[Dataset rows for apps and sites]

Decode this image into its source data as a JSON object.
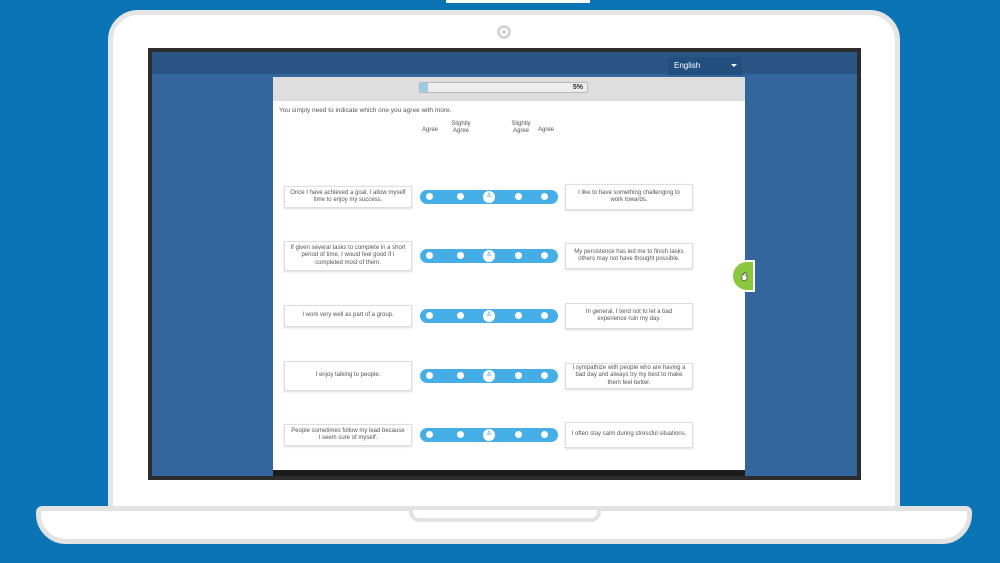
{
  "language": {
    "selected": "English"
  },
  "progress": {
    "percent": 5,
    "label": "5%"
  },
  "instruction": "You simply need to indicate which one you agree with more.",
  "scale": {
    "headers": [
      "Agree",
      "Slightly\nAgree",
      "",
      "Slightly\nAgree",
      "Agree"
    ],
    "center_symbol": "≙"
  },
  "items": [
    {
      "left": "Once I have achieved a goal, I allow myself time to enjoy my success.",
      "right": "I like to have something challenging to work towards."
    },
    {
      "left": "If given several tasks to complete in a short period of time, I would feel good if I completed most of them.",
      "right": "My persistence has led me to finish tasks others may not have thought possible."
    },
    {
      "left": "I work very well as part of a group.",
      "right": "In general, I tend not to let a bad experience ruin my day."
    },
    {
      "left": "I enjoy talking to people.",
      "right": "I sympathize with people who are having a bad day and always try my best to make them feel better."
    },
    {
      "left": "People sometimes follow my lead because I seem sure of myself.",
      "right": "I often stay calm during stressful situations."
    }
  ],
  "colors": {
    "slider": "#46aee6",
    "accent_tab": "#8cc63f",
    "background": "#0a74b5"
  }
}
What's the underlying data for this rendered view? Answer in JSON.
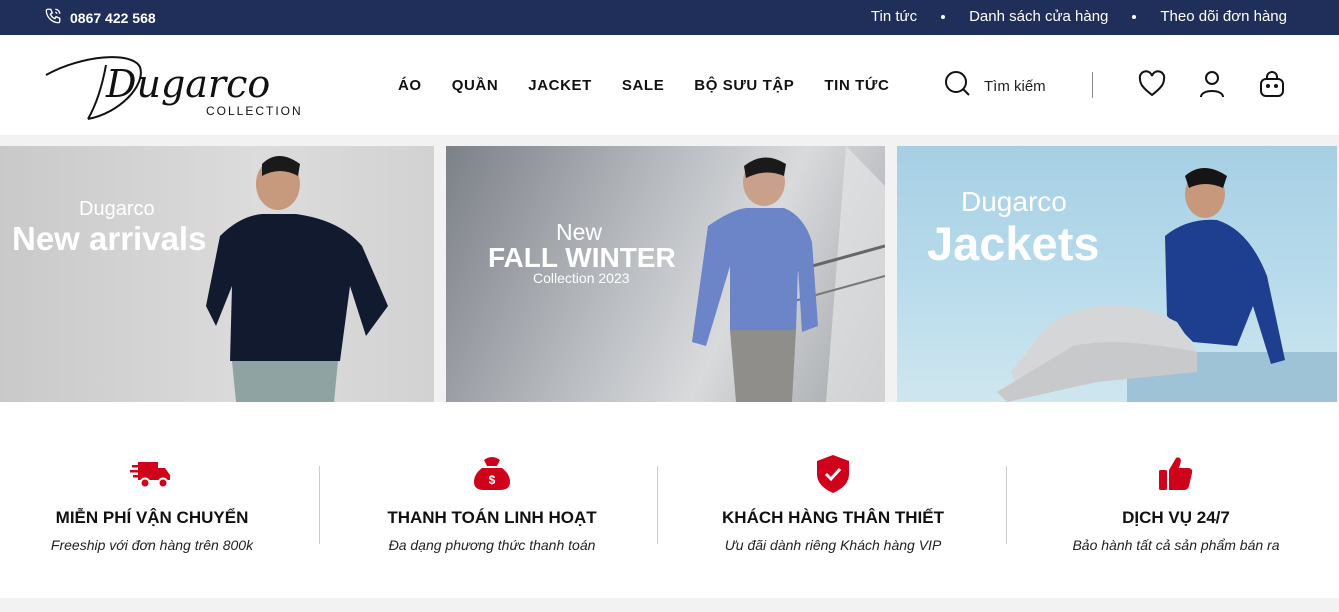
{
  "topbar": {
    "phone": "0867 422 568",
    "links": [
      "Tin tức",
      "Danh sách cửa hàng",
      "Theo dõi đơn hàng"
    ]
  },
  "header": {
    "logo_script": "Dugarco",
    "logo_sub": "COLLECTION",
    "nav": [
      "ÁO",
      "QUẦN",
      "JACKET",
      "SALE",
      "BỘ SƯU TẬP",
      "TIN TỨC"
    ],
    "search_label": "Tìm kiếm",
    "icons": [
      "search-icon",
      "heart-icon",
      "user-icon",
      "bag-icon"
    ]
  },
  "banners": [
    {
      "small": "Dugarco",
      "big": "New arrivals"
    },
    {
      "line1": "New",
      "line2": "FALL WINTER",
      "line3": "Collection 2023"
    },
    {
      "line1": "Dugarco",
      "line2": "Jackets"
    }
  ],
  "features": [
    {
      "icon": "truck-icon",
      "title": "MIỄN PHÍ VẬN CHUYỂN",
      "subtitle": "Freeship với đơn hàng trên 800k"
    },
    {
      "icon": "money-bag-icon",
      "title": "THANH TOÁN LINH HOẠT",
      "subtitle": "Đa dạng phương thức thanh toán"
    },
    {
      "icon": "shield-check-icon",
      "title": "KHÁCH HÀNG THÂN THIẾT",
      "subtitle": "Ưu đãi dành riêng Khách hàng VIP"
    },
    {
      "icon": "thumbs-up-icon",
      "title": "DỊCH VỤ 24/7",
      "subtitle": "Bảo hành tất cả sản phẩm bán ra"
    }
  ],
  "colors": {
    "topbar": "#1f2f5a",
    "accent_red": "#d0021b",
    "text": "#111111"
  }
}
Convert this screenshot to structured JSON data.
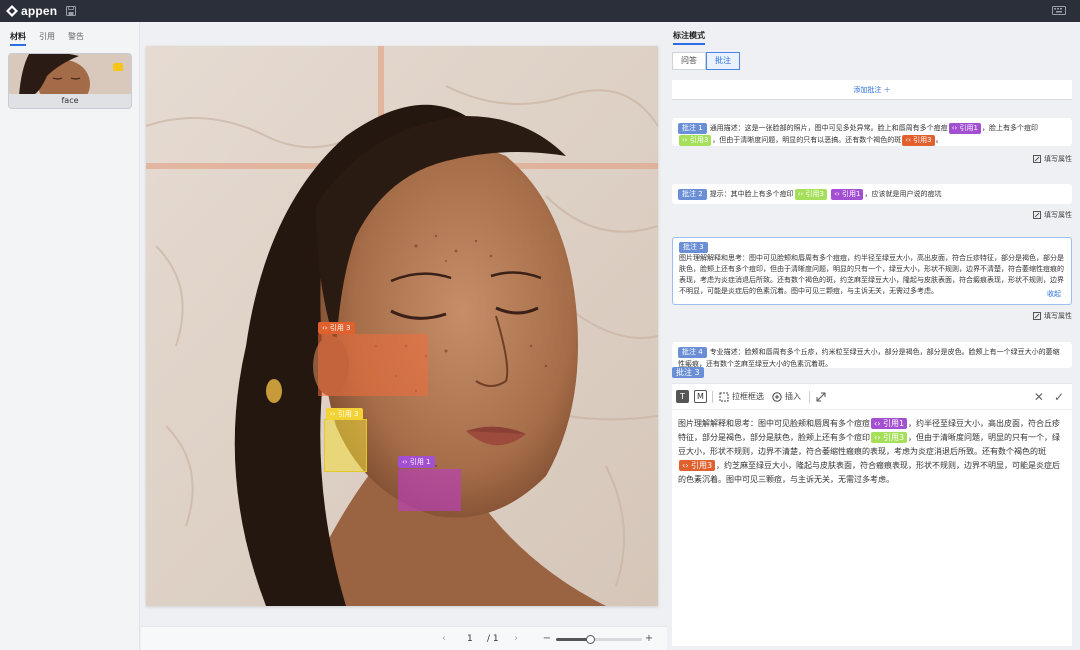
{
  "app": {
    "logo_text": "appen"
  },
  "left": {
    "tabs": [
      {
        "label": "材料",
        "active": true
      },
      {
        "label": "引用"
      },
      {
        "label": "警告"
      }
    ],
    "thumbnail_label": "face"
  },
  "canvas": {
    "annotations": [
      {
        "tag": "‹› 引用 3",
        "color": "#e0602e"
      },
      {
        "tag": "‹› 引用 3",
        "color": "#f2d235"
      },
      {
        "tag": "‹› 引用 1",
        "color": "#a34fd2"
      }
    ]
  },
  "pager": {
    "prev": "‹",
    "current": "1",
    "total": "/ 1",
    "next": "›",
    "zoom_minus": "−",
    "zoom_plus": "+",
    "zoom_level": 0.4
  },
  "right": {
    "title": "标注模式",
    "mode_tabs": [
      {
        "label": "问答"
      },
      {
        "label": "批注",
        "active": true
      }
    ],
    "add_note": "添加批注 ＋",
    "fill_attr_label": "填写属性",
    "notes": [
      {
        "badge": "批注 1",
        "parts": [
          "通用描述：这是一张脸部的照片，图中可见多处异常。脸上和唇周有多个痘痘",
          "，脸上有多个痘印",
          "，但由于清晰度问题，明显的只有以恶搞。还有数个褐色的斑",
          "。"
        ],
        "chips": [
          "‹› 引用1",
          "‹› 引用3",
          "‹› 引用3"
        ]
      },
      {
        "badge": "批注 2",
        "parts": [
          "提示：其中脸上有多个痘印",
          "",
          "，应该就是用户说的痘坑"
        ],
        "chips": [
          "‹› 引用3",
          "‹› 引用1"
        ]
      },
      {
        "badge": "批注 3",
        "text": "图片理解解释和思考：图中可见脸颊和唇周有多个痘痘，约半径至绿豆大小，高出皮面，符合丘疹特征，部分是褐色，部分是肤色，脸颊上还有多个痘印，但由于清晰度问题，明显的只有一个，绿豆大小，形状不规则，边界不清楚，符合萎缩性痘痕的表现，考虑为炎症消退后所致。还有数个褐色的斑，约芝麻至绿豆大小，隆起与皮肤表面，符合癜痕表现，形状不规则，边界不明显，可能是炎症后的色素沉着。图中可见三颗痘，与主诉无关，无需过多考虑。",
        "collapse": "收起"
      },
      {
        "badge": "批注 4",
        "text": "专业描述：脸颊和唇周有多个丘疹，约米粒至绿豆大小，部分是褐色，部分是皮色。脸颊上有一个绿豆大小的萎缩性瘢痕，还有数个芝麻至绿豆大小的色素沉着斑。"
      }
    ],
    "floating_badge": "批注 3",
    "editor": {
      "tool_text": "T",
      "tool_markdown": "M",
      "tool_box_select": "拉框框选",
      "tool_insert": "插入",
      "close": "✕",
      "confirm": "✓",
      "parts": [
        "图片理解解释和思考：图中可见脸颊和唇周有多个痘痘",
        "，约半径至绿豆大小，高出皮面，符合丘疹特征，部分是褐色，部分是肤色，脸颊上还有多个痘印",
        "，但由于清晰度问题，明显的只有一个，绿豆大小，形状不规则，边界不清楚，符合萎缩性瘢痕的表现，考虑为炎症消退后所致。还有数个褐色的斑",
        "，约芝麻至绿豆大小，隆起与皮肤表面，符合瘢痕表现，形状不规则，边界不明显，可能是炎症后的色素沉着。图中可见三颗痘，与主诉无关，无需过多考虑。"
      ],
      "chips": [
        "‹› 引用1",
        "‹› 引用3",
        "‹› 引用3"
      ]
    }
  }
}
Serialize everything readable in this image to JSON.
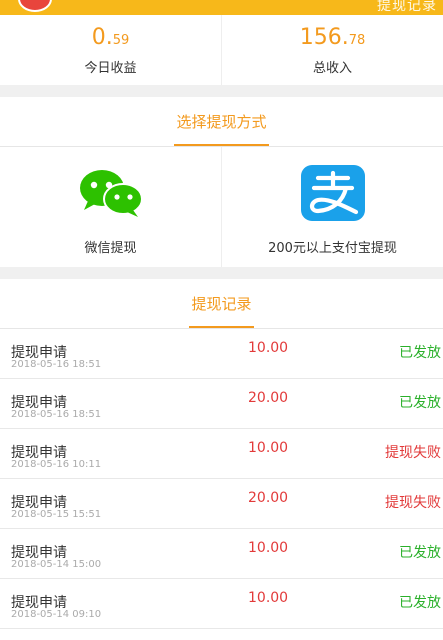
{
  "header": {
    "right_text": "提现记录"
  },
  "stats": {
    "today": {
      "int": "0.",
      "dec": "59",
      "label": "今日收益"
    },
    "total": {
      "int": "156.",
      "dec": "78",
      "label": "总收入"
    }
  },
  "withdraw": {
    "section_title": "选择提现方式",
    "methods": [
      {
        "label": "微信提现",
        "icon": "wechat-icon"
      },
      {
        "label": "200元以上支付宝提现",
        "icon": "alipay-icon"
      }
    ]
  },
  "records": {
    "section_title": "提现记录",
    "items": [
      {
        "title": "提现申请",
        "time": "2018-05-16 18:51",
        "amount": "10.00",
        "status": "已发放"
      },
      {
        "title": "提现申请",
        "time": "2018-05-16 18:51",
        "amount": "20.00",
        "status": "已发放"
      },
      {
        "title": "提现申请",
        "time": "2018-05-16 10:11",
        "amount": "10.00",
        "status": "提现失败"
      },
      {
        "title": "提现申请",
        "time": "2018-05-15 15:51",
        "amount": "20.00",
        "status": "提现失败"
      },
      {
        "title": "提现申请",
        "time": "2018-05-14 15:00",
        "amount": "10.00",
        "status": "已发放"
      },
      {
        "title": "提现申请",
        "time": "2018-05-14 09:10",
        "amount": "10.00",
        "status": "已发放"
      }
    ]
  },
  "colors": {
    "accent": "#f39a1e",
    "topbar": "#f7b81a",
    "success": "#2bb02b",
    "danger": "#e23a3a"
  }
}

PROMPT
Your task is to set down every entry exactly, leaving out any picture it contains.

FINAL ANSWER
Decode this image into its source data as a JSON object.
{
  "language": {
    "selected": "English"
  },
  "progress": {
    "percent": 5,
    "label": "5%"
  },
  "instruction": "You simply need to indicate which one you agree with more.",
  "scale": {
    "headers": [
      "Agree",
      "Slightly\nAgree",
      "",
      "Slightly\nAgree",
      "Agree"
    ],
    "center_symbol": "≙"
  },
  "items": [
    {
      "left": "Once I have achieved a goal, I allow myself time to enjoy my success.",
      "right": "I like to have something challenging to work towards."
    },
    {
      "left": "If given several tasks to complete in a short period of time, I would feel good if I completed most of them.",
      "right": "My persistence has led me to finish tasks others may not have thought possible."
    },
    {
      "left": "I work very well as part of a group.",
      "right": "In general, I tend not to let a bad experience ruin my day."
    },
    {
      "left": "I enjoy talking to people.",
      "right": "I sympathize with people who are having a bad day and always try my best to make them feel better."
    },
    {
      "left": "People sometimes follow my lead because I seem sure of myself.",
      "right": "I often stay calm during stressful situations."
    }
  ],
  "colors": {
    "slider": "#46aee6",
    "accent_tab": "#8cc63f",
    "background": "#0a74b5"
  }
}
What's the underlying data for this rendered view? Answer in JSON.
{
  "topbar": {
    "phone": "0867 422 568",
    "links": [
      "Tin tức",
      "Danh sách cửa hàng",
      "Theo dõi đơn hàng"
    ]
  },
  "header": {
    "logo_script": "Dugarco",
    "logo_sub": "COLLECTION",
    "nav": [
      "ÁO",
      "QUẦN",
      "JACKET",
      "SALE",
      "BỘ SƯU TẬP",
      "TIN TỨC"
    ],
    "search_label": "Tìm kiếm",
    "icons": [
      "search-icon",
      "heart-icon",
      "user-icon",
      "bag-icon"
    ]
  },
  "banners": [
    {
      "small": "Dugarco",
      "big": "New arrivals"
    },
    {
      "line1": "New",
      "line2": "FALL WINTER",
      "line3": "Collection 2023"
    },
    {
      "line1": "Dugarco",
      "line2": "Jackets"
    }
  ],
  "features": [
    {
      "icon": "truck-icon",
      "title": "MIỄN PHÍ VẬN CHUYỂN",
      "subtitle": "Freeship với đơn hàng trên 800k"
    },
    {
      "icon": "money-bag-icon",
      "title": "THANH TOÁN LINH HOẠT",
      "subtitle": "Đa dạng phương thức thanh toán"
    },
    {
      "icon": "shield-check-icon",
      "title": "KHÁCH HÀNG THÂN THIẾT",
      "subtitle": "Ưu đãi dành riêng Khách hàng VIP"
    },
    {
      "icon": "thumbs-up-icon",
      "title": "DỊCH VỤ 24/7",
      "subtitle": "Bảo hành tất cả sản phẩm bán ra"
    }
  ],
  "colors": {
    "topbar": "#1f2f5a",
    "accent_red": "#d0021b",
    "text": "#111111"
  }
}
Convert this screenshot to structured JSON data.
{
  "app": {
    "logo_text": "appen"
  },
  "left": {
    "tabs": [
      {
        "label": "材料",
        "active": true
      },
      {
        "label": "引用"
      },
      {
        "label": "警告"
      }
    ],
    "thumbnail_label": "face"
  },
  "canvas": {
    "annotations": [
      {
        "tag": "‹› 引用 3",
        "color": "#e0602e"
      },
      {
        "tag": "‹› 引用 3",
        "color": "#f2d235"
      },
      {
        "tag": "‹› 引用 1",
        "color": "#a34fd2"
      }
    ]
  },
  "pager": {
    "prev": "‹",
    "current": "1",
    "total": "/ 1",
    "next": "›",
    "zoom_minus": "−",
    "zoom_plus": "+",
    "zoom_level": 0.4
  },
  "right": {
    "title": "标注模式",
    "mode_tabs": [
      {
        "label": "问答"
      },
      {
        "label": "批注",
        "active": true
      }
    ],
    "add_note": "添加批注 ＋",
    "fill_attr_label": "填写属性",
    "notes": [
      {
        "badge": "批注 1",
        "parts": [
          "通用描述：这是一张脸部的照片，图中可见多处异常。脸上和唇周有多个痘痘",
          "，脸上有多个痘印",
          "，但由于清晰度问题，明显的只有以恶搞。还有数个褐色的斑",
          "。"
        ],
        "chips": [
          "‹› 引用1",
          "‹› 引用3",
          "‹› 引用3"
        ]
      },
      {
        "badge": "批注 2",
        "parts": [
          "提示：其中脸上有多个痘印",
          "",
          "，应该就是用户说的痘坑"
        ],
        "chips": [
          "‹› 引用3",
          "‹› 引用1"
        ]
      },
      {
        "badge": "批注 3",
        "text": "图片理解解释和思考：图中可见脸颊和唇周有多个痘痘，约半径至绿豆大小，高出皮面，符合丘疹特征，部分是褐色，部分是肤色，脸颊上还有多个痘印，但由于清晰度问题，明显的只有一个，绿豆大小，形状不规则，边界不清楚，符合萎缩性痘痕的表现，考虑为炎症消退后所致。还有数个褐色的斑，约芝麻至绿豆大小，隆起与皮肤表面，符合癜痕表现，形状不规则，边界不明显，可能是炎症后的色素沉着。图中可见三颗痘，与主诉无关，无需过多考虑。",
        "collapse": "收起"
      },
      {
        "badge": "批注 4",
        "text": "专业描述：脸颊和唇周有多个丘疹，约米粒至绿豆大小，部分是褐色，部分是皮色。脸颊上有一个绿豆大小的萎缩性瘢痕，还有数个芝麻至绿豆大小的色素沉着斑。"
      }
    ],
    "floating_badge": "批注 3",
    "editor": {
      "tool_text": "T",
      "tool_markdown": "M",
      "tool_box_select": "拉框框选",
      "tool_insert": "插入",
      "close": "✕",
      "confirm": "✓",
      "parts": [
        "图片理解解释和思考：图中可见脸颊和唇周有多个痘痘",
        "，约半径至绿豆大小，高出皮面，符合丘疹特征，部分是褐色，部分是肤色，脸颊上还有多个痘印",
        "，但由于清晰度问题，明显的只有一个，绿豆大小，形状不规则，边界不清楚，符合萎缩性瘢痕的表现，考虑为炎症消退后所致。还有数个褐色的斑",
        "，约芝麻至绿豆大小，隆起与皮肤表面，符合瘢痕表现，形状不规则，边界不明显，可能是炎症后的色素沉着。图中可见三颗痘，与主诉无关，无需过多考虑。"
      ],
      "chips": [
        "‹› 引用1",
        "‹› 引用3",
        "‹› 引用3"
      ]
    }
  }
}
Serialize everything readable in this image to JSON.
{
  "header": {
    "right_text": "提现记录"
  },
  "stats": {
    "today": {
      "int": "0.",
      "dec": "59",
      "label": "今日收益"
    },
    "total": {
      "int": "156.",
      "dec": "78",
      "label": "总收入"
    }
  },
  "withdraw": {
    "section_title": "选择提现方式",
    "methods": [
      {
        "label": "微信提现",
        "icon": "wechat-icon"
      },
      {
        "label": "200元以上支付宝提现",
        "icon": "alipay-icon"
      }
    ]
  },
  "records": {
    "section_title": "提现记录",
    "items": [
      {
        "title": "提现申请",
        "time": "2018-05-16 18:51",
        "amount": "10.00",
        "status": "已发放"
      },
      {
        "title": "提现申请",
        "time": "2018-05-16 18:51",
        "amount": "20.00",
        "status": "已发放"
      },
      {
        "title": "提现申请",
        "time": "2018-05-16 10:11",
        "amount": "10.00",
        "status": "提现失败"
      },
      {
        "title": "提现申请",
        "time": "2018-05-15 15:51",
        "amount": "20.00",
        "status": "提现失败"
      },
      {
        "title": "提现申请",
        "time": "2018-05-14 15:00",
        "amount": "10.00",
        "status": "已发放"
      },
      {
        "title": "提现申请",
        "time": "2018-05-14 09:10",
        "amount": "10.00",
        "status": "已发放"
      }
    ]
  },
  "colors": {
    "accent": "#f39a1e",
    "topbar": "#f7b81a",
    "success": "#2bb02b",
    "danger": "#e23a3a"
  }
}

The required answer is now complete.